In a raspy voice, he asked, “Son, I’ll be gone soon, but before I go, there’s one of the Great Questions of Life that I must have answered. Please go get Dr. Jones.”
His son looked at his father in confusion; Dr. Jones was the town optometrist, the last person in the world, it seemed, who could do his father any good. But the son was eager to fulfill his father’s dying wish, so off he went to fetch Dr. Jones who was in the middle of a refraction when the son burst into the exam room.
“Doctor Jones,” he exclaimed, “my father is about to die and requests that you come to his bedside to answer one of the Great Questions of Life!”
Doctor Jones, although thinking that perhaps Mr. Smith needed a priest more than an optometrist, agreed to go nonetheless, figuring that somehow he could charge for a housecall and bill Medicare for a little extra.
Once there, Dr. Jones addressed the dying man, “I’ve come as you requested, Mr. Smith, what can I possibly do for you in this, the hour of your severest trial?”
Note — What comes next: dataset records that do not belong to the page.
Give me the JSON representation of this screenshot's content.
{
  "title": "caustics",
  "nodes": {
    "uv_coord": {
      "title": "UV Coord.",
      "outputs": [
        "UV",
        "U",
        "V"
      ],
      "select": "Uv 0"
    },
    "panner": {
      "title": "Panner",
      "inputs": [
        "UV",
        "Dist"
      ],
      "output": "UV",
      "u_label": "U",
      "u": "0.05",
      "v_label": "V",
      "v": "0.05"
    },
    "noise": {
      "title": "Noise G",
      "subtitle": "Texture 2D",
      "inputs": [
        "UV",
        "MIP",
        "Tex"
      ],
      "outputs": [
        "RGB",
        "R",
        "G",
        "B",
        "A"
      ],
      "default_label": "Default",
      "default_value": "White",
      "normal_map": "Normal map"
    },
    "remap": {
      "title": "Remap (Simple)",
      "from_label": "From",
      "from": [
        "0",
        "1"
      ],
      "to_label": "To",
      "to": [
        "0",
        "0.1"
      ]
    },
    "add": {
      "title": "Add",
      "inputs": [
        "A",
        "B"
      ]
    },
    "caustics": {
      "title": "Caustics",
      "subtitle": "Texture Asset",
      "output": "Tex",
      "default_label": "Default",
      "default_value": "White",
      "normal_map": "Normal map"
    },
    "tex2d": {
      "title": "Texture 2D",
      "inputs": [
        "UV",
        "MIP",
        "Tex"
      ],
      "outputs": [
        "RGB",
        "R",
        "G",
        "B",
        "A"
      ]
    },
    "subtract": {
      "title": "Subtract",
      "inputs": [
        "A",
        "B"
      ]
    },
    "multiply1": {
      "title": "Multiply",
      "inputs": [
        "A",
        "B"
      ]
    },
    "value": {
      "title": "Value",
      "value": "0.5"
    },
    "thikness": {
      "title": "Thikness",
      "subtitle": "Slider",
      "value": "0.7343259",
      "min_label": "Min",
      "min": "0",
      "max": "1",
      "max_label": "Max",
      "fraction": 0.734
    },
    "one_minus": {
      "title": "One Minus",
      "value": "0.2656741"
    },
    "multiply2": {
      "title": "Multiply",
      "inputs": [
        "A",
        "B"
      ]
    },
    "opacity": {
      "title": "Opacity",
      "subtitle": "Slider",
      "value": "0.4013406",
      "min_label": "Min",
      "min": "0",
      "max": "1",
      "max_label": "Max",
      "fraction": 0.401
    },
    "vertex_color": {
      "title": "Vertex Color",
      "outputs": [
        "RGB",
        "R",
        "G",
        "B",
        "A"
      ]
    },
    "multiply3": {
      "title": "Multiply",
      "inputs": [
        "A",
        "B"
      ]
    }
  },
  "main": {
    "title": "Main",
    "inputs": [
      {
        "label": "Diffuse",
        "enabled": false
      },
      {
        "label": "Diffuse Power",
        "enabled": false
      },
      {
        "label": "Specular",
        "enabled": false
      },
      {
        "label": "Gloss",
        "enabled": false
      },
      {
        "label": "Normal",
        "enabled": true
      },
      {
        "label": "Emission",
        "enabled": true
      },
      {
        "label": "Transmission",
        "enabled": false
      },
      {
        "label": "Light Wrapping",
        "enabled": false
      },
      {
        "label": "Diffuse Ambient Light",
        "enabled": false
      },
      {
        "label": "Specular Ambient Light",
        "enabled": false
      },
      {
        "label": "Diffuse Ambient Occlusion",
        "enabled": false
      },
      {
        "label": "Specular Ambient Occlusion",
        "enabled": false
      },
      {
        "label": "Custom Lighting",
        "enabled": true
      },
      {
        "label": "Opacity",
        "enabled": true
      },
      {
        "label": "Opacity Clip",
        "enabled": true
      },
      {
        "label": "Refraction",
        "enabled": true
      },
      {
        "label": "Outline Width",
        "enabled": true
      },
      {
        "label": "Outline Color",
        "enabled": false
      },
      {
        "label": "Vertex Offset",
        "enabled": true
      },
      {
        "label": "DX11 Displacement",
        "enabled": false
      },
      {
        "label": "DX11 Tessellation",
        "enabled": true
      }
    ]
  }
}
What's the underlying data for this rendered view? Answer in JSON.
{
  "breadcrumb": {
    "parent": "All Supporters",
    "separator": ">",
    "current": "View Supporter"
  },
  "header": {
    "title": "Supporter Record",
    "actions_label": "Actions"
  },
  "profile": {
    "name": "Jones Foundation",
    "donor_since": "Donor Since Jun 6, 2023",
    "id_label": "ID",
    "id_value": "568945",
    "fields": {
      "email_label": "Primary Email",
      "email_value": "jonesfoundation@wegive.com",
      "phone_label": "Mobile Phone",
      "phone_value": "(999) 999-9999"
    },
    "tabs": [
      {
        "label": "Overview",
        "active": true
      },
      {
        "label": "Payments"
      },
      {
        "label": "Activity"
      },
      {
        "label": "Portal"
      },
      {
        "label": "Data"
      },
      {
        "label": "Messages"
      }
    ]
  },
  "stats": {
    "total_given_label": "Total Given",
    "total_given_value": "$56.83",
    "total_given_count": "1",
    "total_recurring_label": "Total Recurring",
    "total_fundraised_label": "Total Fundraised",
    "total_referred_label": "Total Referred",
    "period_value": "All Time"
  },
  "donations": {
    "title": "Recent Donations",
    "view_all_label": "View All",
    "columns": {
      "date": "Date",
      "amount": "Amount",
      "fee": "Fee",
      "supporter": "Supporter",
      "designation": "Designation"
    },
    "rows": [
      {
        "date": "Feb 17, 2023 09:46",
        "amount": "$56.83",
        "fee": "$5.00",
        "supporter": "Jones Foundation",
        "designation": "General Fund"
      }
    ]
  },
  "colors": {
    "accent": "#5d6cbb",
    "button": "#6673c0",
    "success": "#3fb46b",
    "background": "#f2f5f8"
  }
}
With a look of relief, Mr. Smith replied, “Doc, before I go (cough, gasp), I just have to ask you one question: Which choice really was better, one or two?”